-- Opening Marker --

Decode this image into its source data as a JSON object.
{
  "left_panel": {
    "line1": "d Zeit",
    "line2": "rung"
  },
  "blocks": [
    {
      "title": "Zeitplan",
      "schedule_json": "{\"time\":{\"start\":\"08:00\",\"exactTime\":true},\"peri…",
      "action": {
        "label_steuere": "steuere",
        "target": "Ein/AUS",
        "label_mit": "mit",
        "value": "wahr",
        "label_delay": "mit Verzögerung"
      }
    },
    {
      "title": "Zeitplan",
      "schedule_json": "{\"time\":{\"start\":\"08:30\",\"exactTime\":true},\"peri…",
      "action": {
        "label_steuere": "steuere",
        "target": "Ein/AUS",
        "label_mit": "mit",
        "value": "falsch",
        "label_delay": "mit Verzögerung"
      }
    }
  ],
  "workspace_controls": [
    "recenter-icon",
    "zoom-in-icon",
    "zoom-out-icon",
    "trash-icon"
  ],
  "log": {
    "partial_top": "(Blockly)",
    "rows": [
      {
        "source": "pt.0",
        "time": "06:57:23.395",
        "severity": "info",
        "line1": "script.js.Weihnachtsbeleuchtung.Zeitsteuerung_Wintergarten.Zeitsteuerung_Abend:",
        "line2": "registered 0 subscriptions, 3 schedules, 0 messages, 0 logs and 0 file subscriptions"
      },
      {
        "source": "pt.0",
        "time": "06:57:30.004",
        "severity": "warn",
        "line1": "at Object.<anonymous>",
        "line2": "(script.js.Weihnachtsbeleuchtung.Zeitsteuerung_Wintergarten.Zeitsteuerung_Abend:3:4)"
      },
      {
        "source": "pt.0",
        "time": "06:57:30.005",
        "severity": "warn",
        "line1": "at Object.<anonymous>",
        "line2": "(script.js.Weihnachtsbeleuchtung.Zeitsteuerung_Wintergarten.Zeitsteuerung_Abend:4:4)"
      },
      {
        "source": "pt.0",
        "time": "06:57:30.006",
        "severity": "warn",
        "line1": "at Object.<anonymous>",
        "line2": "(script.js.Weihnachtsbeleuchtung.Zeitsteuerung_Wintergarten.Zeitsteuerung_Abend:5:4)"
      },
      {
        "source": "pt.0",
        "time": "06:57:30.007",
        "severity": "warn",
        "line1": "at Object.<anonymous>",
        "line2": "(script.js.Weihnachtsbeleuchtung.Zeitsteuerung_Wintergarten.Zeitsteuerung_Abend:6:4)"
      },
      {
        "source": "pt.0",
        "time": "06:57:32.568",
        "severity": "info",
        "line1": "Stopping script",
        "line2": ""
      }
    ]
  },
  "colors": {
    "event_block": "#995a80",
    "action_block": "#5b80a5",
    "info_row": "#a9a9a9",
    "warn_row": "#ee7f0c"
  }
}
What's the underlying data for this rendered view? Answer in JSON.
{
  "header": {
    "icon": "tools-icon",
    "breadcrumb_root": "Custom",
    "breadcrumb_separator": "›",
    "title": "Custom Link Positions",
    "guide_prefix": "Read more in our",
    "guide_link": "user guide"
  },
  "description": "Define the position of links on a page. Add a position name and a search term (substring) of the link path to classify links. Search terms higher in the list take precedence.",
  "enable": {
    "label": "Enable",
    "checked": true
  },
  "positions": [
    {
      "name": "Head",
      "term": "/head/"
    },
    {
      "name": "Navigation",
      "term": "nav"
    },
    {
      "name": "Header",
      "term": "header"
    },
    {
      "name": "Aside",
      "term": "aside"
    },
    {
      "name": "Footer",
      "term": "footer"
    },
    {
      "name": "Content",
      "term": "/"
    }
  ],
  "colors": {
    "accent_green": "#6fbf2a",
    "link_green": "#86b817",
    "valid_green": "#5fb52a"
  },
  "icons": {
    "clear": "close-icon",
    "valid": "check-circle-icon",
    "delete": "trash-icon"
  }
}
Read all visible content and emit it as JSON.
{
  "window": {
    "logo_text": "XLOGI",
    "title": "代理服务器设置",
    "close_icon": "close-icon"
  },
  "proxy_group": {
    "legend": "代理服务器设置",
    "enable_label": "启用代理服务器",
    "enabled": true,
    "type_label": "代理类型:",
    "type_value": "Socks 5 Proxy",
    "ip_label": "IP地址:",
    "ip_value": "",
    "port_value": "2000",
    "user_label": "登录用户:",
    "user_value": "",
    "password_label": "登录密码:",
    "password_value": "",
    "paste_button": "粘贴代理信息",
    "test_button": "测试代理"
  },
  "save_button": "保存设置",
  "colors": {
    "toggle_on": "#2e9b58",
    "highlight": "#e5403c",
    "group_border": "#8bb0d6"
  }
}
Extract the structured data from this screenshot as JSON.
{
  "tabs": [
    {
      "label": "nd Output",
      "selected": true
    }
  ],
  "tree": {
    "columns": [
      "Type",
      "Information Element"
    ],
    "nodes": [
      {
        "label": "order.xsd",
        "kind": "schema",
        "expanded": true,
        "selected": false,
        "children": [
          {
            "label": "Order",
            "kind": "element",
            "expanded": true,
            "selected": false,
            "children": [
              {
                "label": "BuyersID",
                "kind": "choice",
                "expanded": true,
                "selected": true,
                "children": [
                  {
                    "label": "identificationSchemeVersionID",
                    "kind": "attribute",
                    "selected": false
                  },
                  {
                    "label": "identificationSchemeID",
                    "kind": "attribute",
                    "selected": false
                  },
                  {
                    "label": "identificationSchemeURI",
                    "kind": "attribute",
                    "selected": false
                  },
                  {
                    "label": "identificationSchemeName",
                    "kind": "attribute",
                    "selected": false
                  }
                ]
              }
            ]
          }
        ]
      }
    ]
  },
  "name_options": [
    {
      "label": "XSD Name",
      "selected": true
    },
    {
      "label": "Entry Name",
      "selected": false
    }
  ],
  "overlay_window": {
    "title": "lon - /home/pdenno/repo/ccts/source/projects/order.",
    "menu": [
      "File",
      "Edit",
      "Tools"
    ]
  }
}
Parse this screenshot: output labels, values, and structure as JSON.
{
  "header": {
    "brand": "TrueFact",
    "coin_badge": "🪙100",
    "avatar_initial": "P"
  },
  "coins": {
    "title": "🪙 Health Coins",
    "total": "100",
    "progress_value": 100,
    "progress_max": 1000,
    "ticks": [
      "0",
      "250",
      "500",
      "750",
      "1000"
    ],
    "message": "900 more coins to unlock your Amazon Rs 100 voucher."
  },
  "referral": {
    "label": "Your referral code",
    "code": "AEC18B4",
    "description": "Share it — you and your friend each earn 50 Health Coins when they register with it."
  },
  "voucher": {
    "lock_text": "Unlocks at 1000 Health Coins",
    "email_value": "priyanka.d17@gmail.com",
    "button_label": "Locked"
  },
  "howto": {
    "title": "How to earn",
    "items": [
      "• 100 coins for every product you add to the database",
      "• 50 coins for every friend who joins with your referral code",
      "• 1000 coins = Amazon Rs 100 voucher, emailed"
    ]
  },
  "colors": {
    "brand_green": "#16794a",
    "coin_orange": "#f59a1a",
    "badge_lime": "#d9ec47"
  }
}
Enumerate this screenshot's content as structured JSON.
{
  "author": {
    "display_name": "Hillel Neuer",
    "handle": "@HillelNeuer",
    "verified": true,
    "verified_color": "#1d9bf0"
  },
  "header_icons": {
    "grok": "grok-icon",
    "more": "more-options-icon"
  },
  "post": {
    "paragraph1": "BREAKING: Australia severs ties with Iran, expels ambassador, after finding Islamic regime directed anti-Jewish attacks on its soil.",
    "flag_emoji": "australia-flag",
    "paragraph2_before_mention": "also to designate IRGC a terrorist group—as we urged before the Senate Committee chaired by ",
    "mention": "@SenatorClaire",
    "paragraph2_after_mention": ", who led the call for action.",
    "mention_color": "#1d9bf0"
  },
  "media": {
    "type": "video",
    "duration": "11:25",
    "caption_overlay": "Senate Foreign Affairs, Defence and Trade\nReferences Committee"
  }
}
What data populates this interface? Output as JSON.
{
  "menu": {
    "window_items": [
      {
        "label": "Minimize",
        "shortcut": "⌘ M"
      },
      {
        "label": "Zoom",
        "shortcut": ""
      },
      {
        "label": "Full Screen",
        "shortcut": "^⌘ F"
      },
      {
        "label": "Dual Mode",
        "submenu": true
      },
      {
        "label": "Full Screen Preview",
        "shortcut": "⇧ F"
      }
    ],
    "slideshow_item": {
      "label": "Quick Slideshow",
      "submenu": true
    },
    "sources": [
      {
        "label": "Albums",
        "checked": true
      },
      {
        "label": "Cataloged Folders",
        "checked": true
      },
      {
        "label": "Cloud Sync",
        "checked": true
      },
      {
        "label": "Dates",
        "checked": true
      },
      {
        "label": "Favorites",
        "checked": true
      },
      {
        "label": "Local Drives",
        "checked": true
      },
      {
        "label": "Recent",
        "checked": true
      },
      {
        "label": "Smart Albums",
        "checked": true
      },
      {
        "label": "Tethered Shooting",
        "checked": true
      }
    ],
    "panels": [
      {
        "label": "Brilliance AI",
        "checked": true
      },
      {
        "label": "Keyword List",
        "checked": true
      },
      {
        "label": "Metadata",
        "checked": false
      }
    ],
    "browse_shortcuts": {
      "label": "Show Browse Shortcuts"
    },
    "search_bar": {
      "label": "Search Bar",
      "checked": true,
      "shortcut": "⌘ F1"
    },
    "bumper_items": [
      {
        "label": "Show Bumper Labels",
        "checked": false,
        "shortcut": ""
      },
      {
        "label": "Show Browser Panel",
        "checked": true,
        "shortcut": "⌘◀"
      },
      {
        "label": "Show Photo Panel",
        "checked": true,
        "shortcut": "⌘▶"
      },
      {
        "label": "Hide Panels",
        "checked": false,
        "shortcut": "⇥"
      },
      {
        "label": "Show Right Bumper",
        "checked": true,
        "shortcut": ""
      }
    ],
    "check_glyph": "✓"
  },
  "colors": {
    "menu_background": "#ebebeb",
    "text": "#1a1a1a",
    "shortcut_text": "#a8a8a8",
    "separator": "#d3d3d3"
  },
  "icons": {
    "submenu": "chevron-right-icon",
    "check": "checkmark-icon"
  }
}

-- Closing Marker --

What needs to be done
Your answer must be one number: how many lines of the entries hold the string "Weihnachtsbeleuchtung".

Answer
5